Nine legislators lined up behind anti-abortion activists on Monday to promote new legislation they plan to introduce to expand Idaho’s existing informed-consent law for abortion. The new measure would, among other things, more strongly require doctors to give women detailed information about fetal development and abortion risks.
“This piece of legislation is exciting because it’s bringing forth legislative solutions to problems that face the state,” said Sen. Skip Brandt, R-Kooskia, the bill’s main sponsor along with Rep. Janice McGeachin, R-Idaho Falls.
Rep. Ken Roberts, R-Donnelly, said, “We must all stand together and be about the business of strengthening the American family.”
Julie Lynde of the Cornerstone Institute said her organization wants to “restore dignity to Idaho’s pregnant mothers.” She also decried another anti-abortion group’s lawsuit against the state, which faulted Gov. Dirk Kempthorne and others for not more rigorously following the existing informed-consent law, signaling a rift in the pro-life community.
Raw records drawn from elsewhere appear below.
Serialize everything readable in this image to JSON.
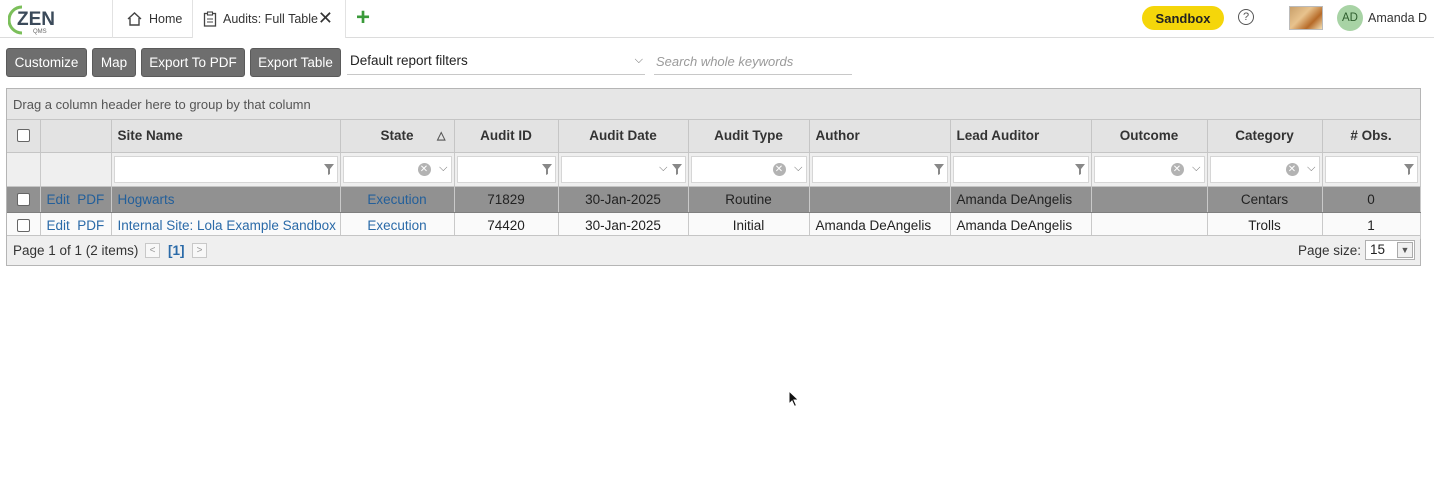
{
  "app": {
    "logo_text": "ZEN",
    "logo_sub": "QMS",
    "tabs": [
      {
        "label": "Home",
        "icon": "home-icon"
      },
      {
        "label": "Audits: Full Table",
        "icon": "clipboard-icon"
      }
    ],
    "environment_badge": "Sandbox",
    "user": {
      "initials": "AD",
      "name": "Amanda D"
    }
  },
  "toolbar": {
    "customize_label": "Customize",
    "map_label": "Map",
    "export_pdf_label": "Export To PDF",
    "export_table_label": "Export Table",
    "report_filter_value": "Default report filters",
    "search_placeholder": "Search whole keywords"
  },
  "grid": {
    "group_panel_text": "Drag a column header here to group by that column",
    "columns": [
      "Site Name",
      "State",
      "Audit ID",
      "Audit Date",
      "Audit Type",
      "Author",
      "Lead Auditor",
      "Outcome",
      "Category",
      "# Obs."
    ],
    "sorted_column": "State",
    "row_actions": {
      "edit": "Edit",
      "pdf": "PDF"
    },
    "rows": [
      {
        "site_name": "Hogwarts",
        "state": "Execution",
        "audit_id": "71829",
        "audit_date": "30-Jan-2025",
        "audit_type": "Routine",
        "author": "",
        "lead_auditor": "Amanda DeAngelis",
        "outcome": "",
        "category": "Centars",
        "obs": "0"
      },
      {
        "site_name": "Internal Site: Lola Example Sandbox",
        "state": "Execution",
        "audit_id": "74420",
        "audit_date": "30-Jan-2025",
        "audit_type": "Initial",
        "author": "Amanda DeAngelis",
        "lead_auditor": "Amanda DeAngelis",
        "outcome": "",
        "category": "Trolls",
        "obs": "1"
      }
    ],
    "pager": {
      "info": "Page 1 of 1 (2 items)",
      "current_page": "[1]",
      "page_size_label": "Page size:",
      "page_size": "15"
    }
  },
  "colors": {
    "accent": "#2a6aa8",
    "badge": "#f5d60a",
    "button": "#6e6e6e",
    "selected_row": "#919191"
  }
}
In fact, Lynde’s press release directly criticized pro-life activist David Ripley of Idaho Chooses Life for going after Kempthorne, but before passing out the release, she blacked out his name.
She and Kerry Uhlenkott of Right to Life of Idaho said their groups aren’t involved in Ripley’s lawsuit.
Lee Flinn of the Idaho Women’s Network said, “Physicians in Idaho, I believe, are already giving informed consent for all medical procedures, including abortion.”
Asked about the timing - every state legislative seat is up for election this year - Flinn said, “Tis the season.”
The group of lawmakers standing in silent support of the new, yet-to-be-introduced bill also included Reps. Mary Lou Shepherd, D-Prichard; Chuck Cuddy, D-Orofino; Bert Stevenson, R-Rupert; and Sens. Patti Anne Lodge, R-Huston; Monty Pearce, R-New Plymouth; and Curt McKenzie, R-Nampa.